Data entries
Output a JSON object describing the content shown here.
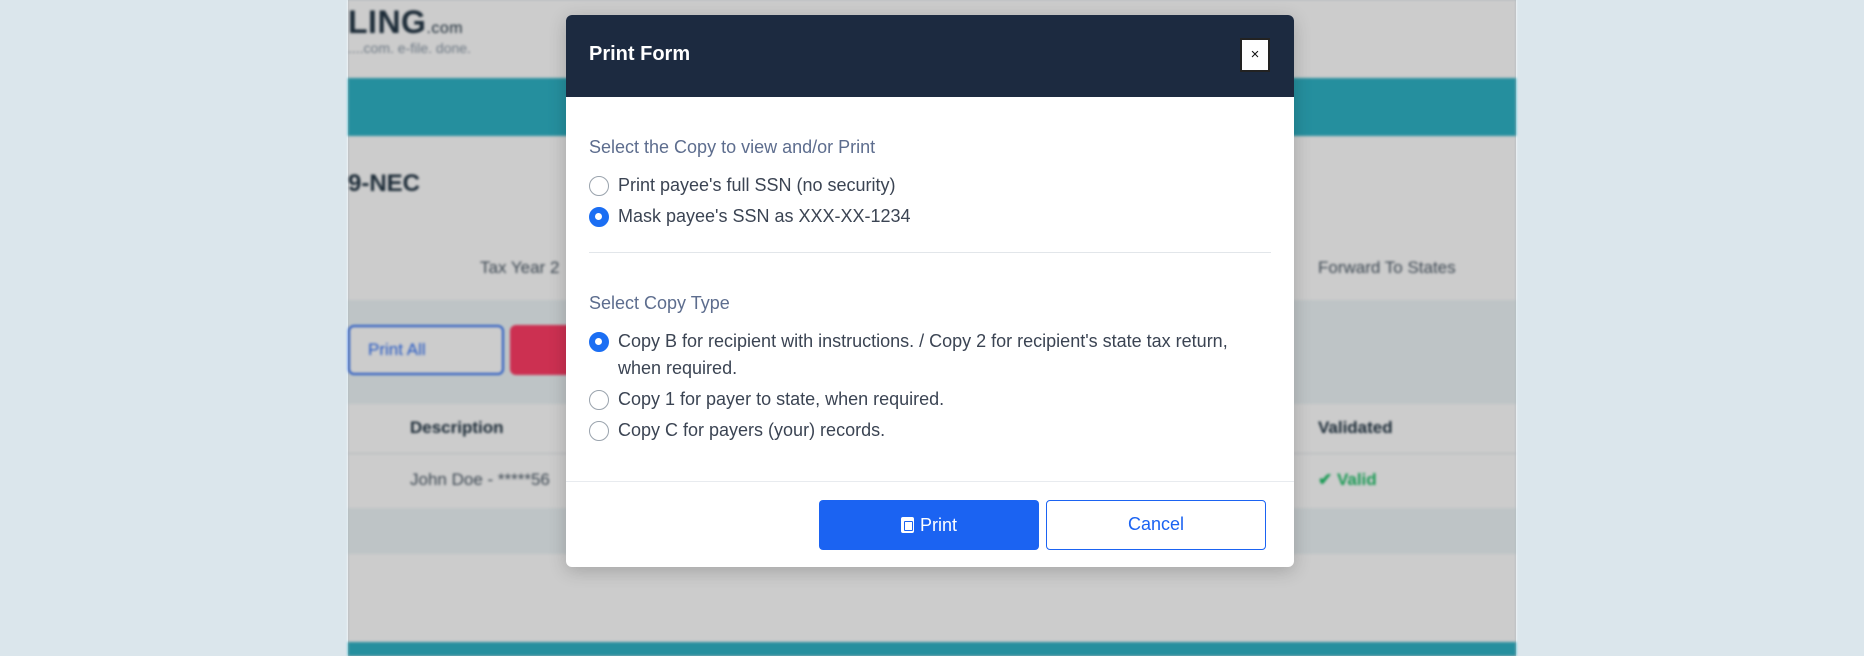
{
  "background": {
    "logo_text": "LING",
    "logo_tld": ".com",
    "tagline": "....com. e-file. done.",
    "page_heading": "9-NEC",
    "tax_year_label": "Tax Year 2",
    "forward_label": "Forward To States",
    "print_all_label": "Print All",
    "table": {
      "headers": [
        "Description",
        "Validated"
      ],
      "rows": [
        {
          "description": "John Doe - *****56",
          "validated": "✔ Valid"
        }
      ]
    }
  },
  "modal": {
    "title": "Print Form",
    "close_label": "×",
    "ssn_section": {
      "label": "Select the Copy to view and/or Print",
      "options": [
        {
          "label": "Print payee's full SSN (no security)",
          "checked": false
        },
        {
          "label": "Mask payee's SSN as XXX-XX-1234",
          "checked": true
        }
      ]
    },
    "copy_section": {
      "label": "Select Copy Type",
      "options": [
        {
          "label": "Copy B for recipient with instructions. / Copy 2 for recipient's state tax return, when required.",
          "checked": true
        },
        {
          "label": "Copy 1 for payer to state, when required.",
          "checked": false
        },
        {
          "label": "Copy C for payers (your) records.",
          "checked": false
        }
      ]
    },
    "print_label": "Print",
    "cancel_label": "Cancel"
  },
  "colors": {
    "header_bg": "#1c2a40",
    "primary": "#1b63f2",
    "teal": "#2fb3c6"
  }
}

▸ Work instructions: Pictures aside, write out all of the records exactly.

▸ Task solution:
Output a JSON object describing the content shown here.
{
  "background": {
    "logo_text": "LING",
    "logo_tld": ".com",
    "tagline": "....com. e-file. done.",
    "page_heading": "9-NEC",
    "tax_year_label": "Tax Year 2",
    "forward_label": "Forward To States",
    "print_all_label": "Print All",
    "table": {
      "headers": [
        "Description",
        "Validated"
      ],
      "rows": [
        {
          "description": "John Doe - *****56",
          "validated": "✔ Valid"
        }
      ]
    }
  },
  "modal": {
    "title": "Print Form",
    "close_label": "×",
    "ssn_section": {
      "label": "Select the Copy to view and/or Print",
      "options": [
        {
          "label": "Print payee's full SSN (no security)",
          "checked": false
        },
        {
          "label": "Mask payee's SSN as XXX-XX-1234",
          "checked": true
        }
      ]
    },
    "copy_section": {
      "label": "Select Copy Type",
      "options": [
        {
          "label": "Copy B for recipient with instructions. / Copy 2 for recipient's state tax return, when required.",
          "checked": true
        },
        {
          "label": "Copy 1 for payer to state, when required.",
          "checked": false
        },
        {
          "label": "Copy C for payers (your) records.",
          "checked": false
        }
      ]
    },
    "print_label": "Print",
    "cancel_label": "Cancel"
  },
  "colors": {
    "header_bg": "#1c2a40",
    "primary": "#1b63f2",
    "teal": "#2fb3c6"
  }
}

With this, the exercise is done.